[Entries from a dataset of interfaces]
************

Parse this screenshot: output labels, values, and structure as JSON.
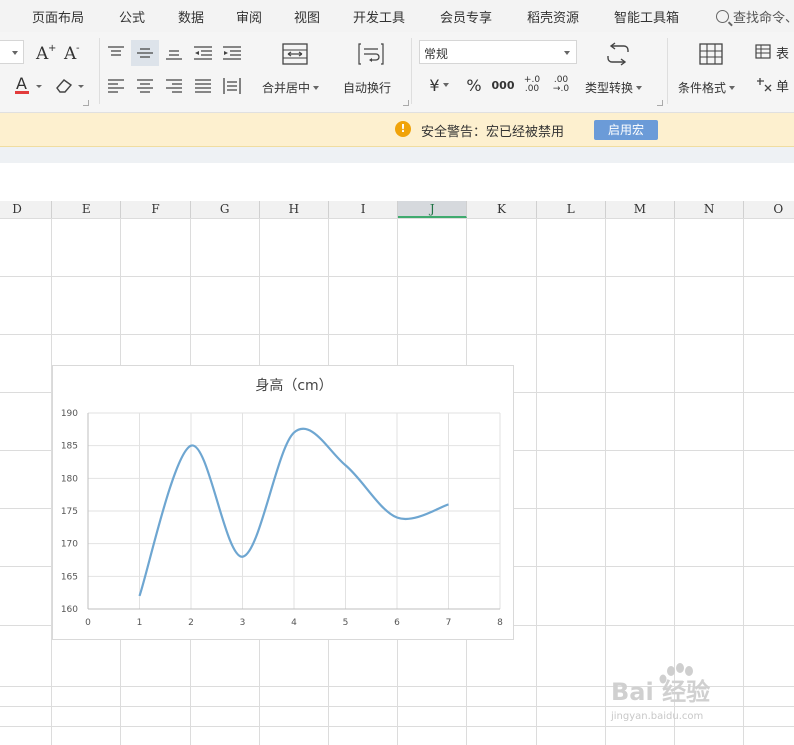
{
  "menu": {
    "items": [
      "页面布局",
      "公式",
      "数据",
      "审阅",
      "视图",
      "开发工具",
      "会员专享",
      "稻壳资源",
      "智能工具箱"
    ],
    "search_label": "查找命令、"
  },
  "ribbon": {
    "font_color_glyph": "A",
    "merge_label": "合并居中",
    "wrap_label": "自动换行",
    "number_format": "常规",
    "currency_glyph": "¥",
    "percent_glyph": "%",
    "thousands_glyph": "000",
    "increase_decimal_glyph": "+.0 .00",
    "decrease_decimal_glyph": ".00 →.0",
    "type_convert_label": "类型转换",
    "conditional_format_label": "条件格式",
    "table_style_label": "表",
    "cell_label": "单"
  },
  "macro_bar": {
    "warning": "安全警告：宏已经被禁用",
    "enable_button": "启用宏"
  },
  "sheet": {
    "columns": [
      "D",
      "E",
      "F",
      "G",
      "H",
      "I",
      "J",
      "K",
      "L",
      "M",
      "N",
      "O"
    ],
    "active_column": "J"
  },
  "chart_data": {
    "type": "line",
    "title": "身高（cm）",
    "x": [
      1,
      2,
      3,
      4,
      5,
      6,
      7
    ],
    "values": [
      162,
      185,
      168,
      187,
      182,
      174,
      176
    ],
    "xlim": [
      0,
      8
    ],
    "ylim": [
      160,
      190
    ],
    "xticks": [
      0,
      1,
      2,
      3,
      4,
      5,
      6,
      7,
      8
    ],
    "yticks": [
      160,
      165,
      170,
      175,
      180,
      185,
      190
    ],
    "grid": true,
    "smooth": true,
    "color": "#6ea6d1"
  },
  "watermark": {
    "text_main": "Bai 经验",
    "text_url": "jingyan.baidu.com"
  },
  "colors": {
    "accent_green": "#217346",
    "warning_orange": "#f0a30a",
    "enable_blue": "#6b9bd8",
    "line_blue": "#6ea6d1"
  }
}
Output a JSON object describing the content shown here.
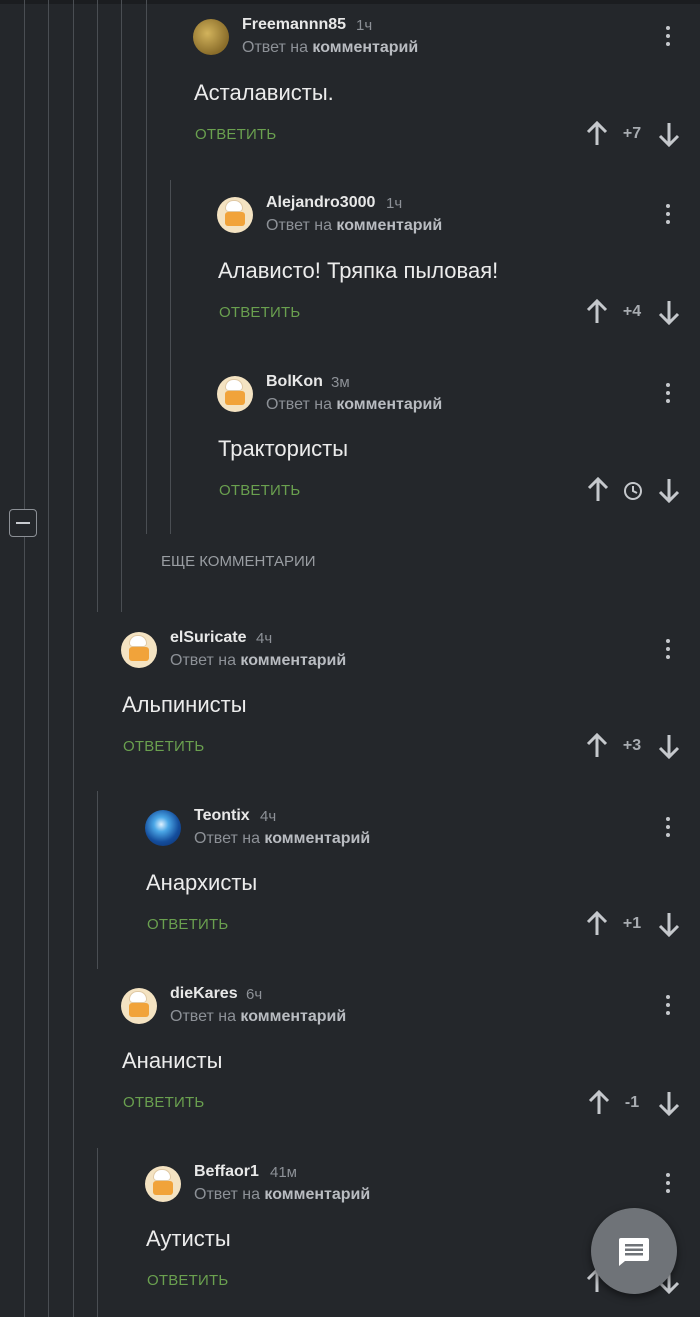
{
  "comments": [
    {
      "user": "Freemannn85",
      "time": "1ч",
      "reply_prefix": "Ответ на",
      "reply_target": "комментарий",
      "text": "Асталависты.",
      "reply": "ОТВЕТИТЬ",
      "score": "+7",
      "avatar": "coin-avatar"
    },
    {
      "user": "Alejandro3000",
      "time": "1ч",
      "reply_prefix": "Ответ на",
      "reply_target": "комментарий",
      "text": "Алависто! Тряпка пыловая!",
      "reply": "ОТВЕТИТЬ",
      "score": "+4",
      "avatar": "chef-avatar"
    },
    {
      "user": "BolKon",
      "time": "3м",
      "reply_prefix": "Ответ на",
      "reply_target": "комментарий",
      "text": "Трактористы",
      "reply": "ОТВЕТИТЬ",
      "score": "",
      "avatar": "chef-avatar"
    },
    {
      "user": "elSuricate",
      "time": "4ч",
      "reply_prefix": "Ответ на",
      "reply_target": "комментарий",
      "text": "Альпинисты",
      "reply": "ОТВЕТИТЬ",
      "score": "+3",
      "avatar": "chef-avatar"
    },
    {
      "user": "Teontix",
      "time": "4ч",
      "reply_prefix": "Ответ на",
      "reply_target": "комментарий",
      "text": "Анархисты",
      "reply": "ОТВЕТИТЬ",
      "score": "+1",
      "avatar": "globe-avatar"
    },
    {
      "user": "dieKares",
      "time": "6ч",
      "reply_prefix": "Ответ на",
      "reply_target": "комментарий",
      "text": "Ананисты",
      "reply": "ОТВЕТИТЬ",
      "score": "-1",
      "avatar": "chef-avatar"
    },
    {
      "user": "Beffaor1",
      "time": "41м",
      "reply_prefix": "Ответ на",
      "reply_target": "комментарий",
      "text": "Аутисты",
      "reply": "ОТВЕТИТЬ",
      "score": "",
      "avatar": "chef-avatar"
    }
  ],
  "more_comments": "ЕЩЕ КОММЕНТАРИИ",
  "icons": {
    "collapse": "collapse-thread-icon",
    "upvote": "arrow-up-icon",
    "downvote": "arrow-down-icon",
    "menu": "more-vertical-icon",
    "pending": "clock-icon",
    "fab": "comment-icon"
  },
  "colors": {
    "background": "#24272b",
    "reply_green": "#6aa04f",
    "muted": "#8d9197"
  }
}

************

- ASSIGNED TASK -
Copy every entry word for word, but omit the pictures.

- SOLUTION FOR THIS PROBLEM -
Parse this screenshot: output labels, values, and structure as JSON.
{
  "menu": {
    "items": [
      "页面布局",
      "公式",
      "数据",
      "审阅",
      "视图",
      "开发工具",
      "会员专享",
      "稻壳资源",
      "智能工具箱"
    ],
    "search_label": "查找命令、"
  },
  "ribbon": {
    "font_color_glyph": "A",
    "merge_label": "合并居中",
    "wrap_label": "自动换行",
    "number_format": "常规",
    "currency_glyph": "¥",
    "percent_glyph": "%",
    "thousands_glyph": "000",
    "increase_decimal_glyph": "+.0 .00",
    "decrease_decimal_glyph": ".00 →.0",
    "type_convert_label": "类型转换",
    "conditional_format_label": "条件格式",
    "table_style_label": "表",
    "cell_label": "单"
  },
  "macro_bar": {
    "warning": "安全警告：宏已经被禁用",
    "enable_button": "启用宏"
  },
  "sheet": {
    "columns": [
      "D",
      "E",
      "F",
      "G",
      "H",
      "I",
      "J",
      "K",
      "L",
      "M",
      "N",
      "O"
    ],
    "active_column": "J"
  },
  "chart_data": {
    "type": "line",
    "title": "身高（cm）",
    "x": [
      1,
      2,
      3,
      4,
      5,
      6,
      7
    ],
    "values": [
      162,
      185,
      168,
      187,
      182,
      174,
      176
    ],
    "xlim": [
      0,
      8
    ],
    "ylim": [
      160,
      190
    ],
    "xticks": [
      0,
      1,
      2,
      3,
      4,
      5,
      6,
      7,
      8
    ],
    "yticks": [
      160,
      165,
      170,
      175,
      180,
      185,
      190
    ],
    "grid": true,
    "smooth": true,
    "color": "#6ea6d1"
  },
  "watermark": {
    "text_main": "Bai 经验",
    "text_url": "jingyan.baidu.com"
  },
  "colors": {
    "accent_green": "#217346",
    "warning_orange": "#f0a30a",
    "enable_blue": "#6b9bd8",
    "line_blue": "#6ea6d1"
  }
}
Output a JSON object describing the content shown here.
{
  "comments": [
    {
      "user": "Freemannn85",
      "time": "1ч",
      "reply_prefix": "Ответ на",
      "reply_target": "комментарий",
      "text": "Асталависты.",
      "reply": "ОТВЕТИТЬ",
      "score": "+7",
      "avatar": "coin-avatar"
    },
    {
      "user": "Alejandro3000",
      "time": "1ч",
      "reply_prefix": "Ответ на",
      "reply_target": "комментарий",
      "text": "Алависто! Тряпка пыловая!",
      "reply": "ОТВЕТИТЬ",
      "score": "+4",
      "avatar": "chef-avatar"
    },
    {
      "user": "BolKon",
      "time": "3м",
      "reply_prefix": "Ответ на",
      "reply_target": "комментарий",
      "text": "Трактористы",
      "reply": "ОТВЕТИТЬ",
      "score": "",
      "avatar": "chef-avatar"
    },
    {
      "user": "elSuricate",
      "time": "4ч",
      "reply_prefix": "Ответ на",
      "reply_target": "комментарий",
      "text": "Альпинисты",
      "reply": "ОТВЕТИТЬ",
      "score": "+3",
      "avatar": "chef-avatar"
    },
    {
      "user": "Teontix",
      "time": "4ч",
      "reply_prefix": "Ответ на",
      "reply_target": "комментарий",
      "text": "Анархисты",
      "reply": "ОТВЕТИТЬ",
      "score": "+1",
      "avatar": "globe-avatar"
    },
    {
      "user": "dieKares",
      "time": "6ч",
      "reply_prefix": "Ответ на",
      "reply_target": "комментарий",
      "text": "Ананисты",
      "reply": "ОТВЕТИТЬ",
      "score": "-1",
      "avatar": "chef-avatar"
    },
    {
      "user": "Beffaor1",
      "time": "41м",
      "reply_prefix": "Ответ на",
      "reply_target": "комментарий",
      "text": "Аутисты",
      "reply": "ОТВЕТИТЬ",
      "score": "",
      "avatar": "chef-avatar"
    }
  ],
  "more_comments": "ЕЩЕ КОММЕНТАРИИ",
  "icons": {
    "collapse": "collapse-thread-icon",
    "upvote": "arrow-up-icon",
    "downvote": "arrow-down-icon",
    "menu": "more-vertical-icon",
    "pending": "clock-icon",
    "fab": "comment-icon"
  },
  "colors": {
    "background": "#24272b",
    "reply_green": "#6aa04f",
    "muted": "#8d9197"
  }
}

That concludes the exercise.